As innocent children know it so can you. Learn to let go of ego’s teachings about guilt and shame as if those painful features of your experiences are permanent. They need not be permanent. Suffering is perpetuated by the belief that pride is the antidote and cure for shame and blame directed at another is the antidote and cure for guilt. Such nonsense only perpetuates suffering by recycling it. Forgiveness lets it go and releases you from the cycle of suffering. Only you can choose to forgive. And no one else can prevent you from forgiving if you desire to follow your heart and be free of all the past that the ego says you’ll never be free of. You may feel afraid of stepping beyond your ego. That’s understandable and only need be shared to be overcome. By sharing your fears you’ll find within you the courage to overcome them. By sharing your heart with others you can trust and talking about all that matters most to you, the True You will come forth from behind the ego’s shadow and discover that like the moon’s shadow the ego’s shadow only temporarily blocked the Lovelight of the Divine Son or Daughter you are.

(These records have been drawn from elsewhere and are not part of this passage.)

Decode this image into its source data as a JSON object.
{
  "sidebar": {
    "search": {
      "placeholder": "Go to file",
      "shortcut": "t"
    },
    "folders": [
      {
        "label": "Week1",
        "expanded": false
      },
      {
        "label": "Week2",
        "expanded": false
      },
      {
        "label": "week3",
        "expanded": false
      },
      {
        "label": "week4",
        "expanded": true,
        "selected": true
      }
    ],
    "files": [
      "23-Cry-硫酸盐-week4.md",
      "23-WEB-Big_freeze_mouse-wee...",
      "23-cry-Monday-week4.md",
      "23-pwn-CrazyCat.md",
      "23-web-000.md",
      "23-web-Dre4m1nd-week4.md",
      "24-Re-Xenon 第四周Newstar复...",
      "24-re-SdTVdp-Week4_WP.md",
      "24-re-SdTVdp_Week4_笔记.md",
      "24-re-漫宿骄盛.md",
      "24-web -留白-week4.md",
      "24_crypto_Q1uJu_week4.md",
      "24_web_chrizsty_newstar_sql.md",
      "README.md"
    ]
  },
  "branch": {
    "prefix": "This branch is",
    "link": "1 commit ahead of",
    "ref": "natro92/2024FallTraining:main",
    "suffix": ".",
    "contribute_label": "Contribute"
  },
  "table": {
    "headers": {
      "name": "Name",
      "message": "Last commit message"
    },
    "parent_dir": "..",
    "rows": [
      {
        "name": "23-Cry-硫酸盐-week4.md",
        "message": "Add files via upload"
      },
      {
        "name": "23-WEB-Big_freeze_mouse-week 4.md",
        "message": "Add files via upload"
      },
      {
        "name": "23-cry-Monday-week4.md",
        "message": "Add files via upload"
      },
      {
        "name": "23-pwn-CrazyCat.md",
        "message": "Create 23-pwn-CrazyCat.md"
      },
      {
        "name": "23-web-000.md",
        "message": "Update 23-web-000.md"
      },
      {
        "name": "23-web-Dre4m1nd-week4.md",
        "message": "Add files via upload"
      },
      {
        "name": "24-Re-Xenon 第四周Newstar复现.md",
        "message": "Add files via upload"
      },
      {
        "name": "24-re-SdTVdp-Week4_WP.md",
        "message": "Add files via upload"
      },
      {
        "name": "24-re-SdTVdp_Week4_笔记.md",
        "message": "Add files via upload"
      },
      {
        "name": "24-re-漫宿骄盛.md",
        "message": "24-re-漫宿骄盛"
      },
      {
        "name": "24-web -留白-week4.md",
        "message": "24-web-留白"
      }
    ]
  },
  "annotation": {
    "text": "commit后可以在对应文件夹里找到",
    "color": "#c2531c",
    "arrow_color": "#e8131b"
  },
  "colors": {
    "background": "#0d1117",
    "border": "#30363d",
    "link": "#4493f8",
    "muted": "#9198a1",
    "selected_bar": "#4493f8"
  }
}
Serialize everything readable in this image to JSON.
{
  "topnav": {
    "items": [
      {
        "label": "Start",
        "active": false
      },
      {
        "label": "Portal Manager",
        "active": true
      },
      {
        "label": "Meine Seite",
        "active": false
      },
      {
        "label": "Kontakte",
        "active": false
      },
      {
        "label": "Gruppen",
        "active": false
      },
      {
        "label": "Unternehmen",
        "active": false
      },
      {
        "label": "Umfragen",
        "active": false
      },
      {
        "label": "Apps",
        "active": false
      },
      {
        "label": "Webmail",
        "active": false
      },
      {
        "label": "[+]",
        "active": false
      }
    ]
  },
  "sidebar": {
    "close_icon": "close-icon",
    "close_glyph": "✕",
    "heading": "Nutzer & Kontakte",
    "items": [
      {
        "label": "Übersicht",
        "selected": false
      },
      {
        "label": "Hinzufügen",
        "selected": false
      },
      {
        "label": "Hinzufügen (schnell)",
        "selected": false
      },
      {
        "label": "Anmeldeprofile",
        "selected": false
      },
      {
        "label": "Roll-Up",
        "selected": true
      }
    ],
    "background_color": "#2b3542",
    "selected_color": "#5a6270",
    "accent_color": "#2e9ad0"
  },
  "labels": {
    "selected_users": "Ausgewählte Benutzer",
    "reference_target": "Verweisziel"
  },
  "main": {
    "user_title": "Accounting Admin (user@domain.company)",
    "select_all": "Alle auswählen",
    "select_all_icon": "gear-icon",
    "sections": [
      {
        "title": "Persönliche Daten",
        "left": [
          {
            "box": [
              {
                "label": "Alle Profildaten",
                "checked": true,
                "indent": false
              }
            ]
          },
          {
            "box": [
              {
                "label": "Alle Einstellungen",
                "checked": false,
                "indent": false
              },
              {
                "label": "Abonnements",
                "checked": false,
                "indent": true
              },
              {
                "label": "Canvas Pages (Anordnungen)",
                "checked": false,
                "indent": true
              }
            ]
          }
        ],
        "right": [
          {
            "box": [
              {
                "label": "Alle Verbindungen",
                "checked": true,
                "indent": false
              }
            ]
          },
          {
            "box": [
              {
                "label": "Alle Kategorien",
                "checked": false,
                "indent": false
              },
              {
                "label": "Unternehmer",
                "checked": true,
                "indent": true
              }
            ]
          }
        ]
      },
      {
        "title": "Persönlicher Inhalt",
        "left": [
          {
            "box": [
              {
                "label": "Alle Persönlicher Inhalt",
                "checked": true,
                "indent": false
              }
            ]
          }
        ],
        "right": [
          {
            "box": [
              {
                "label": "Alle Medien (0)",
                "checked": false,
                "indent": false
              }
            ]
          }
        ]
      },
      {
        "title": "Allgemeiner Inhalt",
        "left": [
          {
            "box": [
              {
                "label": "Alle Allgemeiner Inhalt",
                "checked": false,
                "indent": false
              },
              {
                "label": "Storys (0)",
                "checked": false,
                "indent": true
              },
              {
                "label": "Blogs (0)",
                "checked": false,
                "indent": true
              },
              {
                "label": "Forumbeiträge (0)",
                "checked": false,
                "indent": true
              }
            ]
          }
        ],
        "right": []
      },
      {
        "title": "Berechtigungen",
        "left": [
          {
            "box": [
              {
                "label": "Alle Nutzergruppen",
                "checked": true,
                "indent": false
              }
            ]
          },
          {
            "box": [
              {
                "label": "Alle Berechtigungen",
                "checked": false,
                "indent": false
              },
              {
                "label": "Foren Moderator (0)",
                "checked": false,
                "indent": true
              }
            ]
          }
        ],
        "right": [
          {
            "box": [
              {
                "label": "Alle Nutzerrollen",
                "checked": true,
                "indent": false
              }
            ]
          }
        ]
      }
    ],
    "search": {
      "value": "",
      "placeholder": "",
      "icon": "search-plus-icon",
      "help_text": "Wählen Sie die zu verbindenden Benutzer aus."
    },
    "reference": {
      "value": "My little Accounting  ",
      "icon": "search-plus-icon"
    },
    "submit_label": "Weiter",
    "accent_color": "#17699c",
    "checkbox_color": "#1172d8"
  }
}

Once you’ve tasted the Lovelight you’ll never really want to retreat into your ego for long again.
To quote another source of wise spiritual guidance on this topic, let me set out the text of Matthew 18:1-4: “At that time the disciples came to Jesus, saying, ‘Who is the greatest in the kingdom of heaven?’ And calling to him a child, he put him in the midst of them and said, ‘Truly, I say to you, unless you turn and become like children, you will never enter the kingdom of heaven. Whoever humbles himself like this child is the greatest in the kingdom of heaven.'” (English Standard Version.) To turn from the heartlessness of being an intellectualizing adult and once again embrace the endearing qualities of childhood allows us to resume our natural relationship with the Creator of Heaven, who is our Father. As beloved dear ones of the Creator we know the qualities of heavenly love are ours to cherish and honor within our hearts and share with one another as sisters and brothers in One United Divine Family. Intellectualism is one path by which we forget who we are and blindly stumble into treating each other as if we do not all belong within our Father’s family household. By the power of paradox that defies our human capacity for reasoning, every one of us is greatest in the greatest kingdom. No superlative outshines our Father’s love for each of us who stops thinking of himself or herself as an ego and instead humbly accepts his or her nature as a Divine Child. Within God’s family of sibling rivalry there is no need or cause because each is greatest.
© Art Nicol 2015